■ INFORMATION PROVIDED
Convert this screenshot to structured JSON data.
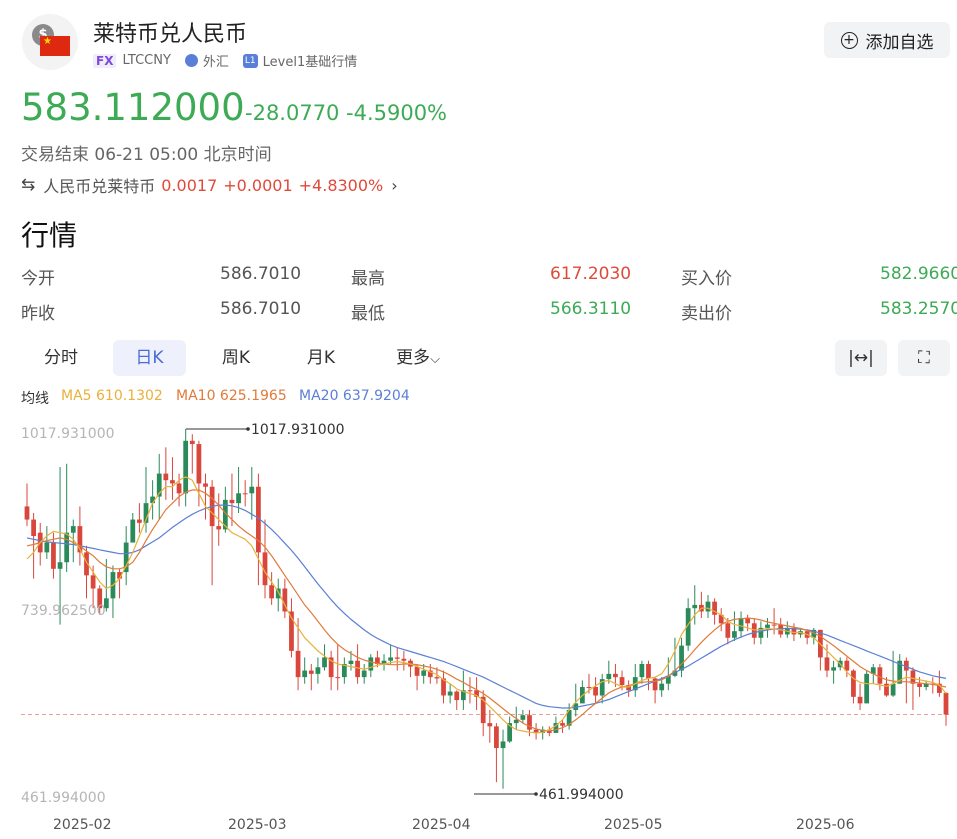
{
  "header": {
    "title": "莱特币兑人民币",
    "tag_fx": "FX",
    "symbol": "LTCCNY",
    "market": "外汇",
    "level_badge": "L1",
    "level": "Level1基础行情",
    "add_button": "添加自选"
  },
  "quote": {
    "price": "583.112000",
    "change": "-28.0770",
    "change_pct": "-4.5900%",
    "status": "交易结束 06-21 05:00 北京时间"
  },
  "reverse_pair": {
    "name": "人民币兑莱特币",
    "price": "0.0017",
    "change": "+0.0001",
    "change_pct": "+4.8300%"
  },
  "section_title": "行情",
  "stats": [
    {
      "label": "今开",
      "value": "586.7010",
      "color": "neutral"
    },
    {
      "label": "最高",
      "value": "617.2030",
      "color": "red"
    },
    {
      "label": "买入价",
      "value": "582.9660",
      "color": "green"
    },
    {
      "label": "昨收",
      "value": "586.7010",
      "color": "neutral"
    },
    {
      "label": "最低",
      "value": "566.3110",
      "color": "green"
    },
    {
      "label": "卖出价",
      "value": "583.2570",
      "color": "green"
    }
  ],
  "tabs": [
    "分时",
    "日K",
    "周K",
    "月K",
    "更多"
  ],
  "active_tab": "日K",
  "ma_legend": {
    "label": "均线",
    "ma5": "MA5 610.1302",
    "ma10": "MA10 625.1965",
    "ma20": "MA20 637.9204",
    "colors": {
      "ma5": "#e8b13a",
      "ma10": "#e07b3a",
      "ma20": "#5b7fd6"
    }
  },
  "colors": {
    "up": "#d9463b",
    "down": "#2a8a5a",
    "accent": "#4a6cd4",
    "price_green": "#3daa55"
  },
  "chart_data": {
    "type": "candlestick",
    "y_axis_labels": [
      "1017.931000",
      "739.962500",
      "461.994000"
    ],
    "ylim": [
      461.994,
      1017.931
    ],
    "x_labels": [
      "2025-02",
      "2025-03",
      "2025-04",
      "2025-05",
      "2025-06"
    ],
    "max_annotation": "1017.931000",
    "min_annotation": "461.994000",
    "last_price": 583.112,
    "candles": [
      [
        880,
        900,
        935,
        870
      ],
      [
        855,
        880,
        890,
        790
      ],
      [
        830,
        860,
        875,
        810
      ],
      [
        845,
        830,
        870,
        820
      ],
      [
        805,
        845,
        860,
        790
      ],
      [
        815,
        805,
        960,
        720
      ],
      [
        860,
        815,
        965,
        800
      ],
      [
        870,
        860,
        880,
        815
      ],
      [
        830,
        870,
        900,
        810
      ],
      [
        795,
        830,
        840,
        760
      ],
      [
        775,
        795,
        810,
        745
      ],
      [
        745,
        775,
        780,
        735
      ],
      [
        760,
        745,
        820,
        740
      ],
      [
        800,
        760,
        810,
        730
      ],
      [
        790,
        800,
        805,
        760
      ],
      [
        845,
        800,
        870,
        780
      ],
      [
        880,
        845,
        890,
        850
      ],
      [
        875,
        880,
        905,
        860
      ],
      [
        905,
        875,
        960,
        860
      ],
      [
        915,
        905,
        940,
        880
      ],
      [
        950,
        915,
        980,
        880
      ],
      [
        940,
        950,
        990,
        910
      ],
      [
        935,
        940,
        975,
        910
      ],
      [
        920,
        935,
        950,
        900
      ],
      [
        1000,
        920,
        1018,
        900
      ],
      [
        995,
        1000,
        1010,
        950
      ],
      [
        935,
        995,
        1000,
        900
      ],
      [
        930,
        935,
        950,
        880
      ],
      [
        870,
        930,
        940,
        780
      ],
      [
        865,
        870,
        920,
        840
      ],
      [
        910,
        865,
        930,
        860
      ],
      [
        905,
        910,
        950,
        870
      ],
      [
        920,
        905,
        960,
        890
      ],
      [
        920,
        920,
        940,
        900
      ],
      [
        930,
        920,
        960,
        880
      ],
      [
        830,
        930,
        950,
        780
      ],
      [
        780,
        830,
        880,
        760
      ],
      [
        760,
        780,
        800,
        750
      ],
      [
        775,
        760,
        790,
        740
      ],
      [
        740,
        775,
        790,
        730
      ],
      [
        680,
        740,
        760,
        670
      ],
      [
        640,
        680,
        730,
        620
      ],
      [
        650,
        640,
        670,
        630
      ],
      [
        645,
        650,
        660,
        620
      ],
      [
        655,
        645,
        670,
        630
      ],
      [
        670,
        655,
        690,
        650
      ],
      [
        640,
        670,
        680,
        620
      ],
      [
        640,
        640,
        690,
        620
      ],
      [
        660,
        640,
        670,
        630
      ],
      [
        665,
        660,
        680,
        650
      ],
      [
        640,
        665,
        690,
        630
      ],
      [
        650,
        640,
        660,
        630
      ],
      [
        670,
        650,
        675,
        640
      ],
      [
        660,
        670,
        680,
        655
      ],
      [
        665,
        660,
        675,
        650
      ],
      [
        670,
        665,
        690,
        660
      ],
      [
        668,
        670,
        685,
        650
      ],
      [
        665,
        668,
        680,
        650
      ],
      [
        656,
        665,
        668,
        640
      ],
      [
        642,
        656,
        660,
        620
      ],
      [
        650,
        642,
        660,
        630
      ],
      [
        640,
        650,
        660,
        630
      ],
      [
        638,
        640,
        655,
        630
      ],
      [
        612,
        638,
        650,
        600
      ],
      [
        618,
        612,
        630,
        600
      ],
      [
        605,
        618,
        620,
        590
      ],
      [
        620,
        605,
        650,
        590
      ],
      [
        620,
        620,
        640,
        600
      ],
      [
        610,
        620,
        640,
        590
      ],
      [
        570,
        610,
        620,
        550
      ],
      [
        565,
        570,
        590,
        540
      ],
      [
        532,
        565,
        570,
        480
      ],
      [
        542,
        532,
        560,
        470
      ],
      [
        570,
        542,
        580,
        540
      ],
      [
        575,
        570,
        595,
        560
      ],
      [
        582,
        575,
        590,
        570
      ],
      [
        560,
        582,
        590,
        550
      ],
      [
        555,
        560,
        570,
        545
      ],
      [
        560,
        555,
        565,
        545
      ],
      [
        555,
        560,
        565,
        550
      ],
      [
        570,
        555,
        580,
        560
      ],
      [
        566,
        570,
        575,
        555
      ],
      [
        590,
        566,
        600,
        560
      ],
      [
        600,
        590,
        630,
        580
      ],
      [
        625,
        600,
        635,
        610
      ],
      [
        625,
        625,
        645,
        615
      ],
      [
        612,
        625,
        640,
        600
      ],
      [
        637,
        612,
        645,
        600
      ],
      [
        645,
        637,
        665,
        630
      ],
      [
        640,
        645,
        660,
        625
      ],
      [
        628,
        640,
        650,
        620
      ],
      [
        620,
        628,
        635,
        610
      ],
      [
        640,
        620,
        660,
        610
      ],
      [
        660,
        640,
        665,
        630
      ],
      [
        638,
        660,
        665,
        620
      ],
      [
        620,
        638,
        640,
        600
      ],
      [
        630,
        620,
        640,
        610
      ],
      [
        642,
        630,
        670,
        620
      ],
      [
        650,
        642,
        700,
        640
      ],
      [
        688,
        650,
        700,
        640
      ],
      [
        745,
        688,
        760,
        680
      ],
      [
        750,
        745,
        780,
        720
      ],
      [
        740,
        750,
        770,
        730
      ],
      [
        755,
        740,
        765,
        730
      ],
      [
        735,
        755,
        760,
        720
      ],
      [
        722,
        735,
        745,
        710
      ],
      [
        700,
        722,
        730,
        690
      ],
      [
        710,
        700,
        740,
        695
      ],
      [
        730,
        710,
        740,
        700
      ],
      [
        722,
        730,
        735,
        710
      ],
      [
        700,
        722,
        730,
        690
      ],
      [
        715,
        700,
        725,
        690
      ],
      [
        720,
        715,
        730,
        700
      ],
      [
        720,
        720,
        745,
        705
      ],
      [
        705,
        720,
        730,
        700
      ],
      [
        715,
        705,
        725,
        700
      ],
      [
        705,
        715,
        722,
        695
      ],
      [
        710,
        705,
        715,
        700
      ],
      [
        700,
        710,
        710,
        690
      ],
      [
        712,
        700,
        715,
        690
      ],
      [
        670,
        712,
        712,
        650
      ],
      [
        650,
        670,
        690,
        640
      ],
      [
        655,
        650,
        665,
        630
      ],
      [
        665,
        655,
        670,
        650
      ],
      [
        650,
        665,
        670,
        640
      ],
      [
        610,
        650,
        652,
        600
      ],
      [
        600,
        610,
        630,
        590
      ],
      [
        645,
        600,
        650,
        640
      ],
      [
        655,
        645,
        660,
        630
      ],
      [
        630,
        655,
        660,
        620
      ],
      [
        612,
        630,
        640,
        610
      ],
      [
        630,
        612,
        680,
        610
      ],
      [
        665,
        630,
        675,
        630
      ],
      [
        650,
        665,
        670,
        600
      ],
      [
        630,
        650,
        655,
        590
      ],
      [
        625,
        630,
        640,
        610
      ],
      [
        630,
        625,
        635,
        620
      ],
      [
        630,
        630,
        640,
        615
      ],
      [
        616,
        630,
        650,
        610
      ],
      [
        583,
        616,
        617,
        566
      ]
    ],
    "ma5": [
      820,
      830,
      845,
      855,
      862,
      860,
      858,
      850,
      835,
      815,
      800,
      785,
      775,
      780,
      790,
      810,
      830,
      855,
      880,
      905,
      920,
      930,
      930,
      940,
      945,
      940,
      920,
      900,
      890,
      880,
      870,
      860,
      855,
      850,
      840,
      820,
      800,
      785,
      770,
      750,
      730,
      715,
      700,
      690,
      680,
      672,
      665,
      660,
      658,
      656,
      654,
      652,
      655,
      658,
      660,
      662,
      664,
      662,
      660,
      656,
      652,
      648,
      644,
      636,
      630,
      622,
      618,
      615,
      612,
      605,
      595,
      585,
      575,
      566,
      560,
      558,
      556,
      555,
      556,
      560,
      566,
      575,
      590,
      602,
      612,
      620,
      627,
      633,
      635,
      630,
      625,
      625,
      630,
      635,
      638,
      640,
      645,
      660,
      680,
      705,
      720,
      735,
      745,
      745,
      740,
      735,
      725,
      720,
      718,
      715,
      712,
      712,
      714,
      713,
      712,
      710,
      708,
      708,
      705,
      700,
      690,
      680,
      670,
      660,
      648,
      638,
      632,
      630,
      630,
      628,
      626,
      630,
      635,
      640,
      638,
      636,
      634,
      632,
      628,
      615
    ],
    "ma10": [
      840,
      842,
      845,
      848,
      850,
      852,
      850,
      845,
      840,
      832,
      825,
      815,
      808,
      805,
      805,
      808,
      815,
      830,
      848,
      865,
      880,
      895,
      905,
      915,
      922,
      925,
      925,
      920,
      912,
      902,
      890,
      880,
      870,
      862,
      855,
      848,
      838,
      825,
      810,
      795,
      780,
      765,
      750,
      738,
      725,
      712,
      700,
      690,
      682,
      676,
      670,
      666,
      663,
      661,
      660,
      659,
      659,
      660,
      660,
      659,
      657,
      655,
      652,
      648,
      643,
      637,
      632,
      626,
      621,
      615,
      608,
      600,
      592,
      584,
      577,
      570,
      565,
      561,
      559,
      558,
      560,
      563,
      568,
      575,
      583,
      592,
      600,
      608,
      616,
      621,
      625,
      627,
      630,
      632,
      633,
      634,
      636,
      641,
      650,
      660,
      670,
      682,
      693,
      703,
      712,
      720,
      725,
      728,
      729,
      730,
      729,
      727,
      724,
      722,
      720,
      718,
      716,
      714,
      711,
      707,
      702,
      695,
      688,
      680,
      672,
      664,
      656,
      650,
      645,
      640,
      636,
      634,
      633,
      633,
      632,
      631,
      630,
      629,
      627,
      625
    ],
    "ma20": [
      852,
      850,
      848,
      846,
      845,
      844,
      843,
      842,
      840,
      838,
      836,
      834,
      832,
      830,
      828,
      828,
      830,
      834,
      840,
      846,
      852,
      860,
      868,
      875,
      882,
      888,
      893,
      897,
      900,
      902,
      902,
      901,
      898,
      894,
      888,
      882,
      874,
      865,
      855,
      844,
      833,
      821,
      808,
      795,
      782,
      770,
      758,
      747,
      737,
      728,
      720,
      712,
      705,
      699,
      694,
      689,
      685,
      682,
      679,
      676,
      673,
      670,
      667,
      664,
      660,
      656,
      652,
      648,
      644,
      640,
      635,
      630,
      625,
      620,
      615,
      610,
      605,
      600,
      597,
      595,
      594,
      593,
      593,
      594,
      596,
      598,
      600,
      603,
      606,
      610,
      614,
      618,
      622,
      626,
      630,
      634,
      638,
      642,
      647,
      652,
      657,
      663,
      669,
      675,
      681,
      687,
      692,
      697,
      701,
      705,
      708,
      710,
      712,
      713,
      714,
      714,
      714,
      713,
      712,
      710,
      707,
      704,
      700,
      696,
      692,
      688,
      684,
      680,
      676,
      672,
      668,
      664,
      660,
      656,
      652,
      648,
      645,
      642,
      640,
      638
    ]
  }
}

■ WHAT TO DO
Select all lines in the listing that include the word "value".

■ OUTPUT
      "value": "586.7010",
      "value": "617.2030",
      "value": "582.9660",
      "value": "586.7010",
      "value": "566.3110",
      "value": "583.2570",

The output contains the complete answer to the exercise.